◆ EXERCISE DIRECTIONS: Where "Solo" occurs in a line of the entries below, copy that line.
[Start of Attachment]
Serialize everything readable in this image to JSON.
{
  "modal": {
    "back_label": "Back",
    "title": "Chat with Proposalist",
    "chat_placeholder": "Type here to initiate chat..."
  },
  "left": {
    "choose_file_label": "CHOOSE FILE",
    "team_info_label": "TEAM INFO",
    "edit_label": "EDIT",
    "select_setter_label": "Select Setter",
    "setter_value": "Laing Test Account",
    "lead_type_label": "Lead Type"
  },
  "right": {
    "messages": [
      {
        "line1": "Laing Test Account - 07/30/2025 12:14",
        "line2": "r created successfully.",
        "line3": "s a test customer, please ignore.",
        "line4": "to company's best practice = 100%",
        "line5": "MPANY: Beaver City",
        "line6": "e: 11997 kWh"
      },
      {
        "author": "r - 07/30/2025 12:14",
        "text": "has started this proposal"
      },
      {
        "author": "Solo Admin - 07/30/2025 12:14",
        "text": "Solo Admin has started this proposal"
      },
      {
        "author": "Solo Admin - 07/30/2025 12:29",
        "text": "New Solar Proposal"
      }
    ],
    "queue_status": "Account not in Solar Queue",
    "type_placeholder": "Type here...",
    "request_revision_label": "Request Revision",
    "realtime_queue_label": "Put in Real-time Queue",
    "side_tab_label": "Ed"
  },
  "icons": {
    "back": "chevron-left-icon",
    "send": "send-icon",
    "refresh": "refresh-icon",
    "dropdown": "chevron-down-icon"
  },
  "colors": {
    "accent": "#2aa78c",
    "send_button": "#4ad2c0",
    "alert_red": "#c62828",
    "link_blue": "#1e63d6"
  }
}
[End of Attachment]
◆ EXERCISE OUTPUT:
        "author": "Solo Admin - 07/30/2025 12:14",
        "text": "Solo Admin has started this proposal"
        "author": "Solo Admin - 07/30/2025 12:29",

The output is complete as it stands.